By Henry Johnson
Students from the 10th-grade class at Wakefield Country Day School made a memorable trip to Harpers Ferry, W.Va. on Nov. 16. The purpose of the trip was to see an important but often overlooked piece of American history that is just a two-hour drive from their school. As student Marc Cugnon put it: “It was a remarkable opportunity to see part of American history in our own backyard.”

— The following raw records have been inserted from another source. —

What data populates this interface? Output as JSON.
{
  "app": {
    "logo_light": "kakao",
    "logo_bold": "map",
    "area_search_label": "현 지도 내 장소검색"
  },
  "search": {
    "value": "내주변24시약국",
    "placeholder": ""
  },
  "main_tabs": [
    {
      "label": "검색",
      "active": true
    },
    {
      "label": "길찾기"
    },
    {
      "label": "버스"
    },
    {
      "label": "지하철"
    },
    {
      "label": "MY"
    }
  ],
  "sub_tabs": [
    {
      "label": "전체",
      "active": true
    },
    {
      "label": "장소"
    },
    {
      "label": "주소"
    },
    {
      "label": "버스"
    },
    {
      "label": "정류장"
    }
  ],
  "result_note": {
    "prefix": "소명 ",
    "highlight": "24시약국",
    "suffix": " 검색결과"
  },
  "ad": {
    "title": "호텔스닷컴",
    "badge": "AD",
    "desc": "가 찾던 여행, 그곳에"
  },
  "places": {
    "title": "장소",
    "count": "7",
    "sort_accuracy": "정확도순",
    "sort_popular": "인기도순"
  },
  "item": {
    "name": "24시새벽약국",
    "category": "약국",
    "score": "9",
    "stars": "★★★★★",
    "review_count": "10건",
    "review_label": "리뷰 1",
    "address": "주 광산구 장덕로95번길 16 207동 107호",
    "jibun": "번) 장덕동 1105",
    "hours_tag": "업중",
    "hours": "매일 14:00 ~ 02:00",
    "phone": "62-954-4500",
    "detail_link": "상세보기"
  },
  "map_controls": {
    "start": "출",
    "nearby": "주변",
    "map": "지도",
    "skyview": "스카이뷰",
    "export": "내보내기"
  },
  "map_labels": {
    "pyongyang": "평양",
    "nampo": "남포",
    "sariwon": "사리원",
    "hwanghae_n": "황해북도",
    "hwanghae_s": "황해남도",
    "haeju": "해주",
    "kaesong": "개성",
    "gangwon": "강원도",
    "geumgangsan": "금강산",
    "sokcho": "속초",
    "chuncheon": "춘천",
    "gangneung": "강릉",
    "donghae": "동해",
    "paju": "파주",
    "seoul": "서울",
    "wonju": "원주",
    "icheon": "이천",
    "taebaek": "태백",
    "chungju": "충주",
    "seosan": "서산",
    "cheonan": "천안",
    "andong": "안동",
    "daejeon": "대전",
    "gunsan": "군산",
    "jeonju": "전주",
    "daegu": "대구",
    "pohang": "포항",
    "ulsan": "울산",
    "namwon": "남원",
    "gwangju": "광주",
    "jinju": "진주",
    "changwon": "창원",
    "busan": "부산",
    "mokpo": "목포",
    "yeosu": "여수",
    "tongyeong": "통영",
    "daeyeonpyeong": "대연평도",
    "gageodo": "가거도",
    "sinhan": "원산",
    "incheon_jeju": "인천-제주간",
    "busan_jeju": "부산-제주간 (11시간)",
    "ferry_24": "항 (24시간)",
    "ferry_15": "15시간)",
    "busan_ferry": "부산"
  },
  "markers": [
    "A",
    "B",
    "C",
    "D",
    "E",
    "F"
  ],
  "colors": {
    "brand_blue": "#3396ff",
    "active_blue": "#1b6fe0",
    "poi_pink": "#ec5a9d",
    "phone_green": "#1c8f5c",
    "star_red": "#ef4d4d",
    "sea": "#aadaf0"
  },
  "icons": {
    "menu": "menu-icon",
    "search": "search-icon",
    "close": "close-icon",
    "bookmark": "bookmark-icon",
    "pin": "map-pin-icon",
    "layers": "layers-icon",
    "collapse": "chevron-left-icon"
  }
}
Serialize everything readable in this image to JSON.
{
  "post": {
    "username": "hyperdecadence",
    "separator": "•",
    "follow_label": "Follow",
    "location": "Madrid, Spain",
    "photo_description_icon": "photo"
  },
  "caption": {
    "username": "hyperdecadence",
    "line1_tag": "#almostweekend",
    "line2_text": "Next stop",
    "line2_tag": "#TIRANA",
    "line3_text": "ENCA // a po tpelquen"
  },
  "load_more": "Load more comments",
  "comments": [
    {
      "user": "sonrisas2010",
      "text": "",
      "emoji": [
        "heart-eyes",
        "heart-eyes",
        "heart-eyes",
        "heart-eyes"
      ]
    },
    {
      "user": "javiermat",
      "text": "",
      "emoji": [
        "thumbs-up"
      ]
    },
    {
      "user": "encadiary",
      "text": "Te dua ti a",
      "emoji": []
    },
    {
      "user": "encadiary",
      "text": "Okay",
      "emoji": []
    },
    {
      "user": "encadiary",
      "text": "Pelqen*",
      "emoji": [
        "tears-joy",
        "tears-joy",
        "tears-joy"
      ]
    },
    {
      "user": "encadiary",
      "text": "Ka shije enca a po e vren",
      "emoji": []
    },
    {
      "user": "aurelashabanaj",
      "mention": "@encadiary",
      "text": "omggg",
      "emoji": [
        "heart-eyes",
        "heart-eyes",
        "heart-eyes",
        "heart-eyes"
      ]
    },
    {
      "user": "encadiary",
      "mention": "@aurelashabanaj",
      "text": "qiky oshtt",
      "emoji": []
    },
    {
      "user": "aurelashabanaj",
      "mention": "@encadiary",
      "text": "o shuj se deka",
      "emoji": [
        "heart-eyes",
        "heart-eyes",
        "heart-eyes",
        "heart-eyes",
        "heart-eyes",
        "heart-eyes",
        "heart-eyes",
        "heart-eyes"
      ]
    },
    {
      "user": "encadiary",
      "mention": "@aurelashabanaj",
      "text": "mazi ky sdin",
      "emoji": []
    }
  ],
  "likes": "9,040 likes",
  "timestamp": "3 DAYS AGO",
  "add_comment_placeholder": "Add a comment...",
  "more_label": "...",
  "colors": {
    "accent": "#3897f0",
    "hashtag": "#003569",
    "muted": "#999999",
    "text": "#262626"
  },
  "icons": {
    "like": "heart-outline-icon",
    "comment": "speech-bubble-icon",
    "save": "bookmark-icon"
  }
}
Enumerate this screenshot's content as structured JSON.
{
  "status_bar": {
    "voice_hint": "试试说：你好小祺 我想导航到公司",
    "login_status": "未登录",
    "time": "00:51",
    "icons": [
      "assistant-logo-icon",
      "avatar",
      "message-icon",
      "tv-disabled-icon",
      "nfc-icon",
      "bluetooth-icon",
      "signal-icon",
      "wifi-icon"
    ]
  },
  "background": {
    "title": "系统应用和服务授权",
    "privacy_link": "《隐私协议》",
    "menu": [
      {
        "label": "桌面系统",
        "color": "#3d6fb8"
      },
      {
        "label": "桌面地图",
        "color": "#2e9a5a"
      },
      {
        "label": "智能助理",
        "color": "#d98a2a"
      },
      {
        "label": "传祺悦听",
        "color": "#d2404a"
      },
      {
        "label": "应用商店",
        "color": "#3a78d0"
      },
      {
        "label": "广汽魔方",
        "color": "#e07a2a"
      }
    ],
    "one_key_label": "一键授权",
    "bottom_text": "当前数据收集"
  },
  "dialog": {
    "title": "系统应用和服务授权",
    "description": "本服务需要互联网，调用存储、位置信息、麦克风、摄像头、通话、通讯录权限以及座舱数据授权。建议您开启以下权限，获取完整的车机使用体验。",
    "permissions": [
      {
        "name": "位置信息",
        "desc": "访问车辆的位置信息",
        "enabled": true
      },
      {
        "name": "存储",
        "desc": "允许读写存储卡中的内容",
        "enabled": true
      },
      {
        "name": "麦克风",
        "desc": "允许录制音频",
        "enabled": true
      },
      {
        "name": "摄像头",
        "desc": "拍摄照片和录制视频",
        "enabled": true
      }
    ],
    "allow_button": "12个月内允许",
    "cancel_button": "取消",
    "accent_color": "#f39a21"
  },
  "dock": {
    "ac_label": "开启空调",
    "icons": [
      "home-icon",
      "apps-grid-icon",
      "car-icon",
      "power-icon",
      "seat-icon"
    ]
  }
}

The students traveled by bus accompanied by parent Suzanne Albert and English teacher Lisa Ramey. The bus arrived at the Harpers Ferry Visitors Center where the class met its guide and boarded a van for the ride downtown. After being dropped off, the group hiked a portion of the Appalachian Trail that led to Jefferson’s Rock, a large boulder from which Thomas Jefferson had surveyed the valley. Looking out from this rock, the students had the same spectacular view of the river gorge and surrounding cliffs that inspired Jefferson to write that “this scene is worth a voyage across the Atlantic.”
The group returned to town and spent an hour exploring its various shops and museums. Afterwards, they met by the river where their guide explained the history of John Brown’s raid. The class then performed a skit on John Brown’s struggle in a tiny brick firehouse, the very spot on which the abolitionist had made his last stand. From there, they went to a museum where they learned more of John Brown and Harpers Ferry. Students were impressed by the museum’s insightful videos and its large collection of weapons.
After a restaurant meal in town of what one student called “some of the priciest yet most delicious food,” the class re-boarded the bus and returned to school. Students unanimously viewed the trip as a fun yet informative experience. “Because of visiting Harpers Ferry,” said Katie Brown, “I gained important insights about John Brown and his role in Virginia’s history.”
The students thanked Ramey for planning the trip and expressed their appreciation to Scott Clough for driving the bus.